Stored dataset items:

########

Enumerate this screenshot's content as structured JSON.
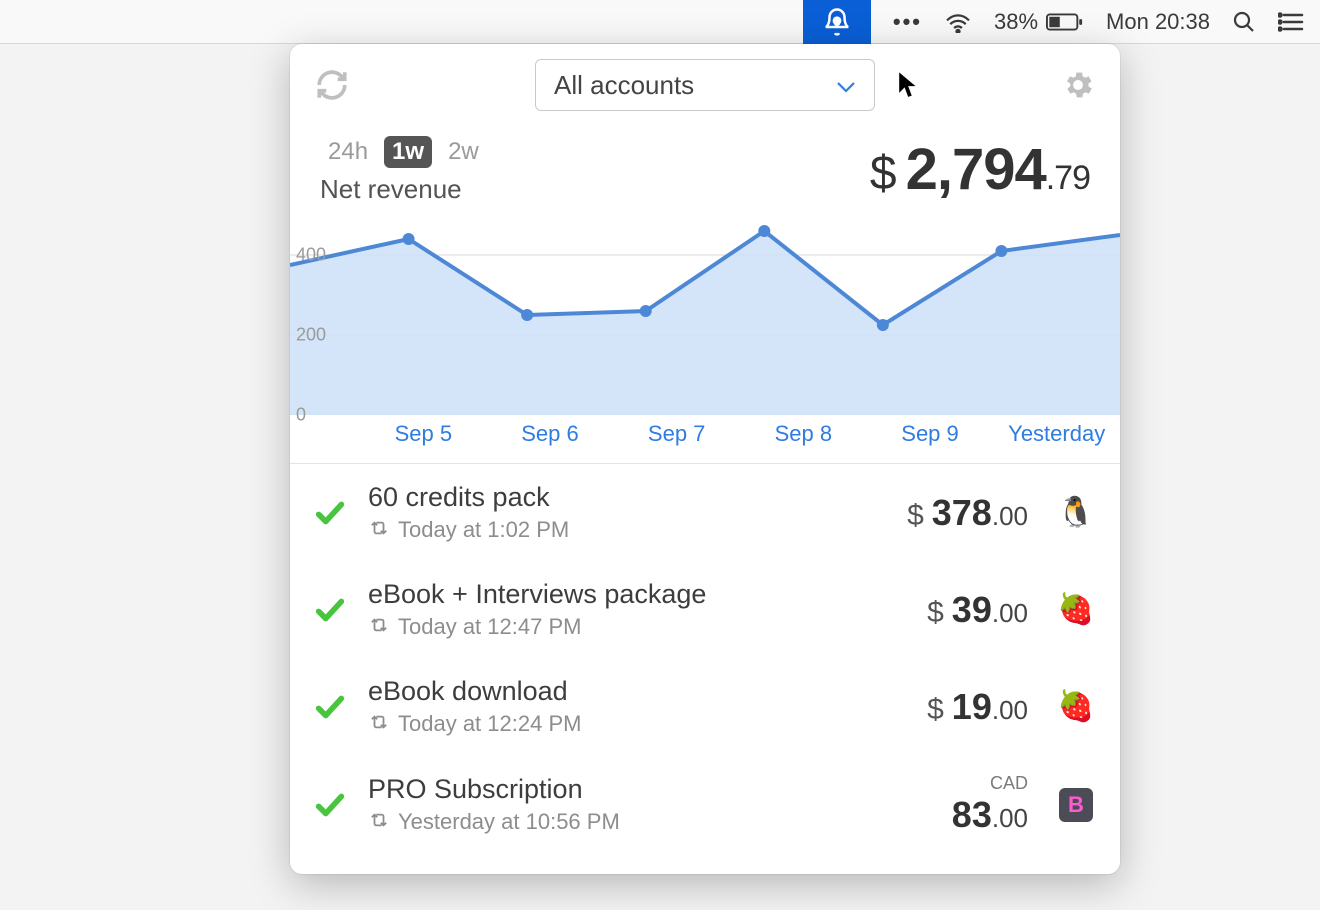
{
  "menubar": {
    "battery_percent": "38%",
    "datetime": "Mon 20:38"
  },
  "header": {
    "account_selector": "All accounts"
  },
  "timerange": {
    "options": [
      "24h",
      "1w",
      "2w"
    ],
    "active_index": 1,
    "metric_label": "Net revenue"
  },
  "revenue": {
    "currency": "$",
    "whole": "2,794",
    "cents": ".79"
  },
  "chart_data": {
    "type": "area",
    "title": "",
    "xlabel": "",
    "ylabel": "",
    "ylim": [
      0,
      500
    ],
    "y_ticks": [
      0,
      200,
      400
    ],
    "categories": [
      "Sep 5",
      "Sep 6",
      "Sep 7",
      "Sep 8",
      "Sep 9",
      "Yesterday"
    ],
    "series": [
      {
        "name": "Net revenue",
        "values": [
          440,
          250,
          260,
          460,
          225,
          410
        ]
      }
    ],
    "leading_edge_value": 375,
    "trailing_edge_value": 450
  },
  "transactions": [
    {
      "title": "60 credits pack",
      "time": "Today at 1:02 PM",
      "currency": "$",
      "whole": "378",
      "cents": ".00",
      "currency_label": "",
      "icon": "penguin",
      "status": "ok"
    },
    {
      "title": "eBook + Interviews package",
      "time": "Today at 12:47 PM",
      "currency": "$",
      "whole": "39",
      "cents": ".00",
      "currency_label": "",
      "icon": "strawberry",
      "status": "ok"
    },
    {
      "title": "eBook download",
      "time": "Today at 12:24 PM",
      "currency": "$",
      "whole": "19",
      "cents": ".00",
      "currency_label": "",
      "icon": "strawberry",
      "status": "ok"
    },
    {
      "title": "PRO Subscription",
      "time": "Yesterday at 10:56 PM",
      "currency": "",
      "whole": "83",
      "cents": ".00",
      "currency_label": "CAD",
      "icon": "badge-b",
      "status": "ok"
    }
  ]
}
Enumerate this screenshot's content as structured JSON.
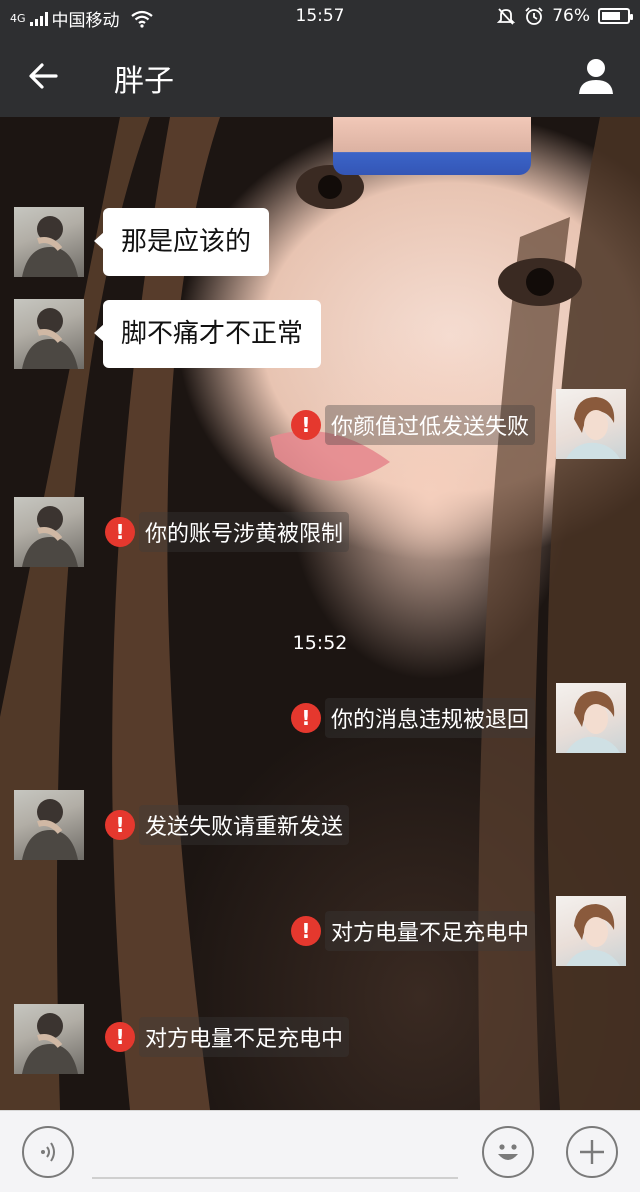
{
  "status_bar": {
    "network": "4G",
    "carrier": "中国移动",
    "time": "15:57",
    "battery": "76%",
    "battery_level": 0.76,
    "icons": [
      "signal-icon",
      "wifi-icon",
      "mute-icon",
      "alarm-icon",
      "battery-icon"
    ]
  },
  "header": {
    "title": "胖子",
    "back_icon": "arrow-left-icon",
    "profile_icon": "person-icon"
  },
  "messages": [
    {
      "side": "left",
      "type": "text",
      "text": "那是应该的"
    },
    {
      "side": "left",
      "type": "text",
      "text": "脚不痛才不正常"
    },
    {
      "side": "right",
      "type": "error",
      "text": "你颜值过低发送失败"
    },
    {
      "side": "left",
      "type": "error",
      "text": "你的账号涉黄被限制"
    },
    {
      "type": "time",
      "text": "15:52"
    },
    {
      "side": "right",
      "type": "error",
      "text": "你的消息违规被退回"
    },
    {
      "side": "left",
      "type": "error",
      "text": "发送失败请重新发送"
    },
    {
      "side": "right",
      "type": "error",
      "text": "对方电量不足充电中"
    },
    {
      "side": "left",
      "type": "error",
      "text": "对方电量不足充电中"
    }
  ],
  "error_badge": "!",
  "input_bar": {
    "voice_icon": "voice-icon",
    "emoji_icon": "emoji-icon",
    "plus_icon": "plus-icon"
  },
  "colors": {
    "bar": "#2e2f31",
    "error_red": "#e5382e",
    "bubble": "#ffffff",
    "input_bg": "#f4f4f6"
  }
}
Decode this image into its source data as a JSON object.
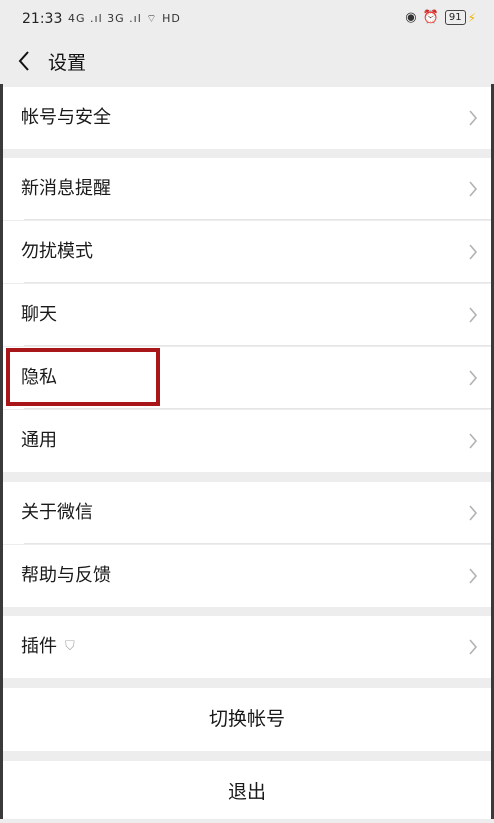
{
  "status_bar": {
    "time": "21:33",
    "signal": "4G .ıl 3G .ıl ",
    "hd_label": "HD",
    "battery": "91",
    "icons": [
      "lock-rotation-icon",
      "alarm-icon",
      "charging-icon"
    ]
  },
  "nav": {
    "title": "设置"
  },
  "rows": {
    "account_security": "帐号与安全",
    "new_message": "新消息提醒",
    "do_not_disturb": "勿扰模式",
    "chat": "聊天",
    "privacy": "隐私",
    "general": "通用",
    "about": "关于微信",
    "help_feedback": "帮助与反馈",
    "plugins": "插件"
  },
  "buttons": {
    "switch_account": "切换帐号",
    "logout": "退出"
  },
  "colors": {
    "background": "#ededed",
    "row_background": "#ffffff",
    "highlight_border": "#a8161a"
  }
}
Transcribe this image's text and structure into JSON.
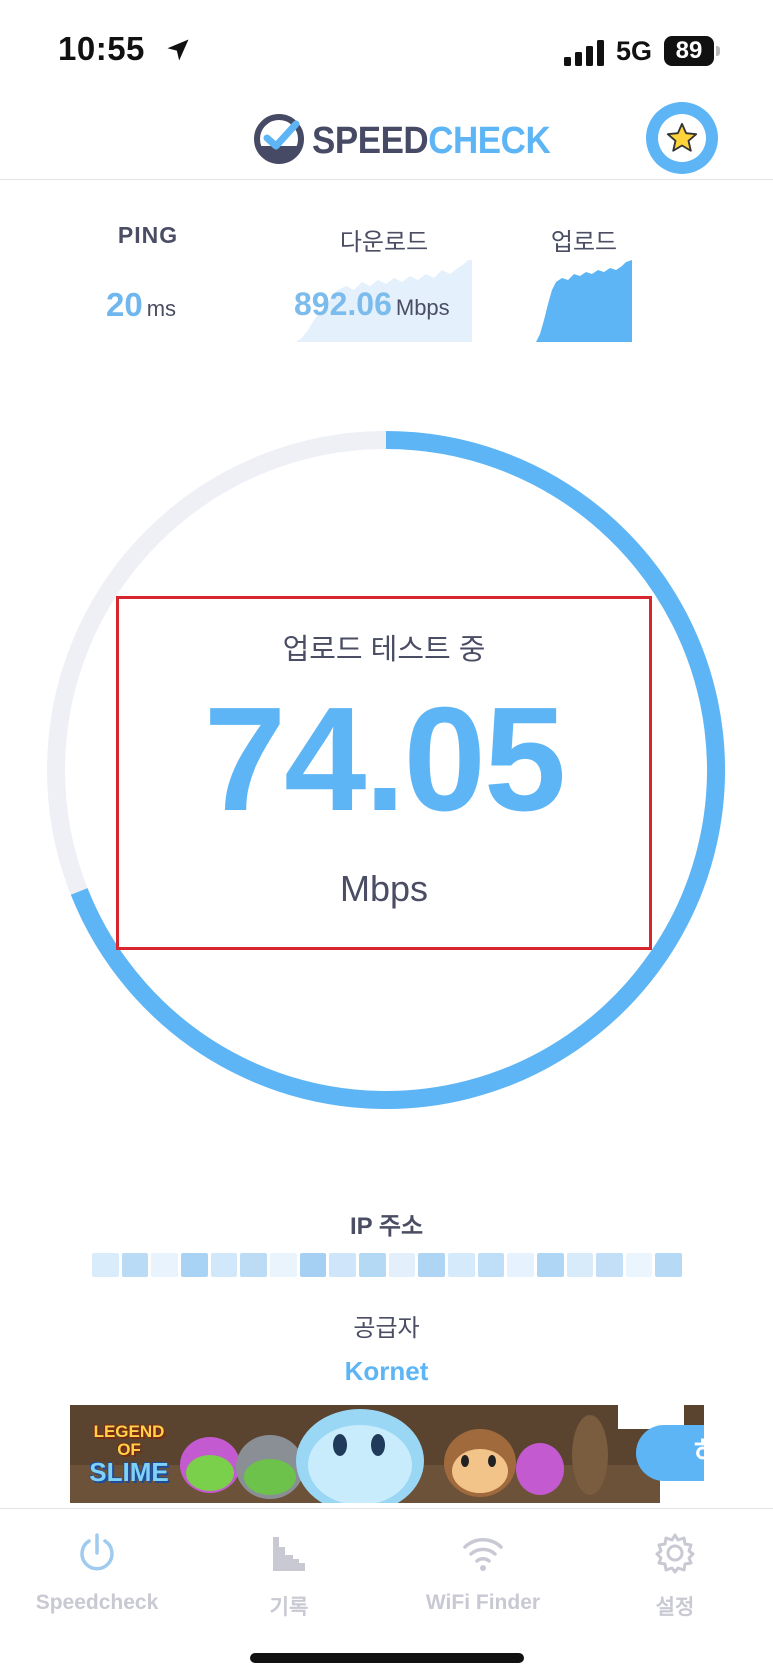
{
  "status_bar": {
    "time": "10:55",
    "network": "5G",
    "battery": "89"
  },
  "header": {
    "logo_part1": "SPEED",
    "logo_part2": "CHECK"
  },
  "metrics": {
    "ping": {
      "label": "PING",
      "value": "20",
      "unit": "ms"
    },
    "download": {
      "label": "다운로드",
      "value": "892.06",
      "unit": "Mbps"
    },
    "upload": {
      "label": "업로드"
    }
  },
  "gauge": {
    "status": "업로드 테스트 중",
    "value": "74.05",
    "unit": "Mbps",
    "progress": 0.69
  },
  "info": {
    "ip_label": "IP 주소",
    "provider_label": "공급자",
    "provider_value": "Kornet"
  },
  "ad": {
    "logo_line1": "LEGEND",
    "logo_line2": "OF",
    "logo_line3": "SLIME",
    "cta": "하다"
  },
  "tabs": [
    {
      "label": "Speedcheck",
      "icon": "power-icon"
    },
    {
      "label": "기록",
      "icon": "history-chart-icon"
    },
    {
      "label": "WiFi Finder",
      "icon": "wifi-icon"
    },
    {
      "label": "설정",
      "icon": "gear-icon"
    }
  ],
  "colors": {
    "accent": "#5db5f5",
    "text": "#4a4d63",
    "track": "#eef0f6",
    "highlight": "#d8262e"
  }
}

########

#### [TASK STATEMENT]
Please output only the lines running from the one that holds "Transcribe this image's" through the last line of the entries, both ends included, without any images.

#### [SOLVED PROBLEM]
Transcribe this image's text and structure into JSON.
{
  "status_bar": {
    "time": "10:55",
    "network": "5G",
    "battery": "89"
  },
  "header": {
    "logo_part1": "SPEED",
    "logo_part2": "CHECK"
  },
  "metrics": {
    "ping": {
      "label": "PING",
      "value": "20",
      "unit": "ms"
    },
    "download": {
      "label": "다운로드",
      "value": "892.06",
      "unit": "Mbps"
    },
    "upload": {
      "label": "업로드"
    }
  },
  "gauge": {
    "status": "업로드 테스트 중",
    "value": "74.05",
    "unit": "Mbps",
    "progress": 0.69
  },
  "info": {
    "ip_label": "IP 주소",
    "provider_label": "공급자",
    "provider_value": "Kornet"
  },
  "ad": {
    "logo_line1": "LEGEND",
    "logo_line2": "OF",
    "logo_line3": "SLIME",
    "cta": "하다"
  },
  "tabs": [
    {
      "label": "Speedcheck",
      "icon": "power-icon"
    },
    {
      "label": "기록",
      "icon": "history-chart-icon"
    },
    {
      "label": "WiFi Finder",
      "icon": "wifi-icon"
    },
    {
      "label": "설정",
      "icon": "gear-icon"
    }
  ],
  "colors": {
    "accent": "#5db5f5",
    "text": "#4a4d63",
    "track": "#eef0f6",
    "highlight": "#d8262e"
  }
}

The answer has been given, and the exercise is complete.